"Happiness" seems such a benign word. Like "nice."
"Happiness is a nice word," she said nicely.
If you happened upon a poem called Happiness you might be tempted to happen quickly by, for its bland title would deceive you.
You would not guess that crouching beneath the bland banner is a powerful poem by Jane Kenyon, waiting to spring on you.
by Jane Kenyon
There’s just no accounting for happiness,
or the way it turns up like a prodigal
who comes back to the dust at your feet
having squandered a fortune far away.
(Read the rest here. It gets even better and is worth your click.)
A happy coincidence: I was feeling Keatsian last night, but not quite Keatsian. I couldn't think of or find anything that felt quite right to me. I didn't want to post about Keats, either. Though I must confess to being regularly tempted to post this little bit, by J.D. Salinger, which I read years ago:
Please put your scarf on.
But, no, I wasn't feeling that silly last night. I felt, more accurately, grateful that although happiness is often ephemeral, there is a kind of happiness that is underlying, steadfast, and is the only thing that sustains me when the outer coatings of happiness chip off and fall away. There's a happiness (though, like the poem, that word is deceptively benign for the condition of which I speak) found in my faith that cannot be undercut and sometimes can't be defined. It's the stuff that remains even when weariness has overtaken me.
But, back to John.

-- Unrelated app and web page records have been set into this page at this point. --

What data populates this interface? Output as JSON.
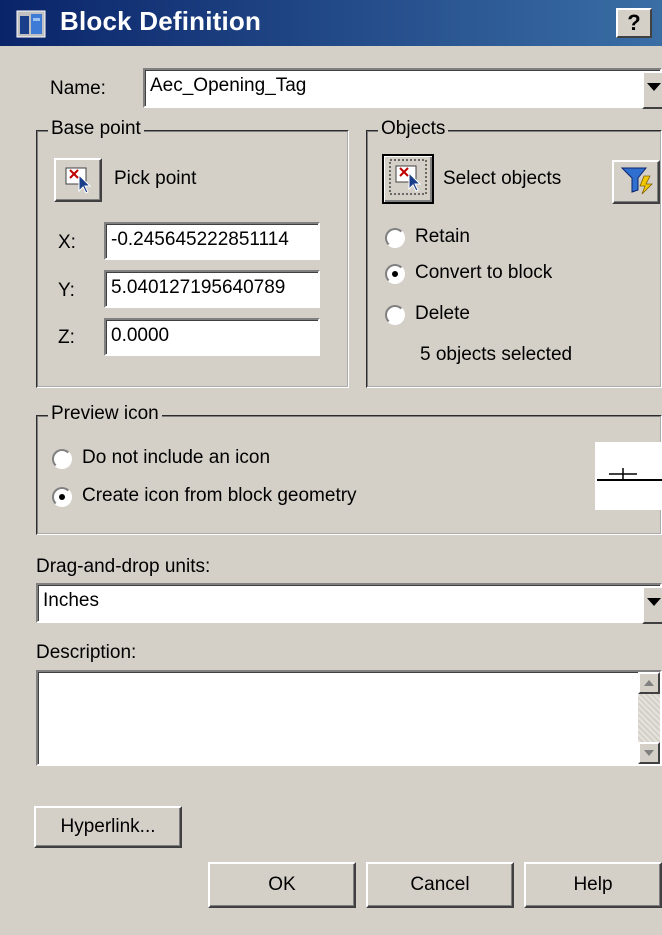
{
  "window": {
    "title": "Block Definition",
    "help_label": "?"
  },
  "name": {
    "label": "Name:",
    "value": "Aec_Opening_Tag"
  },
  "base_point": {
    "legend": "Base point",
    "pick_label": "Pick point",
    "x_label": "X:",
    "x_value": "-0.245645222851114",
    "y_label": "Y:",
    "y_value": "5.040127195640789",
    "z_label": "Z:",
    "z_value": "0.0000"
  },
  "objects": {
    "legend": "Objects",
    "select_label": "Select objects",
    "options": [
      {
        "label": "Retain",
        "selected": false
      },
      {
        "label": "Convert to block",
        "selected": true
      },
      {
        "label": "Delete",
        "selected": false
      }
    ],
    "status": "5 objects selected"
  },
  "preview": {
    "legend": "Preview icon",
    "options": [
      {
        "label": "Do not include an icon",
        "selected": false
      },
      {
        "label": "Create icon from block geometry",
        "selected": true
      }
    ]
  },
  "units": {
    "label": "Drag-and-drop units:",
    "value": "Inches"
  },
  "description": {
    "label": "Description:",
    "value": ""
  },
  "buttons": {
    "hyperlink": "Hyperlink...",
    "ok": "OK",
    "cancel": "Cancel",
    "help": "Help"
  },
  "colors": {
    "title_start": "#0a246a",
    "title_end": "#3a6ea5",
    "face": "#d4d0c8"
  },
  "icons": {
    "app": "block-def-icon",
    "pick": "pick-point-icon",
    "select": "select-objects-icon",
    "filter": "quick-select-filter-icon"
  }
}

I was randomly (and rather unhappily) searching at The Poetry Foundation for something about autumn ... or education ... or oh, arrghh, I didn't know what. I thought, "I should just go to bed." I was about to, when I decided to click on this bland little title, "Happiness." And when I read more about Jane Kenyon (see her bio page here) I saw this:
Indeed, Kenyon's work has often been compared with that of English Romantic poet John Keats; Roberts dubbed her a "Keatsian poet" and noted that, "like Keats, she attempts to redeem morbidity with a peculiar kind of gusto, one which seeks a quiet annihilation of self-identity through identification with benign things."I bookmarked the page and went happily to bed, knowing exactly the thing, the poem and the person about which I'd post this morning. Anyone who "attempts to redeem morbidity with a peculiar kind of gusto, one which seeks a quiet annihilation of self-identity through identification with benign things,'" is someone I will seek out with a peculiar kind of gusto.
Wishing you a happy sort of Poetry Friday.
Jennie has the round up this week at Biblio File and you can read more about Poetry Friday here.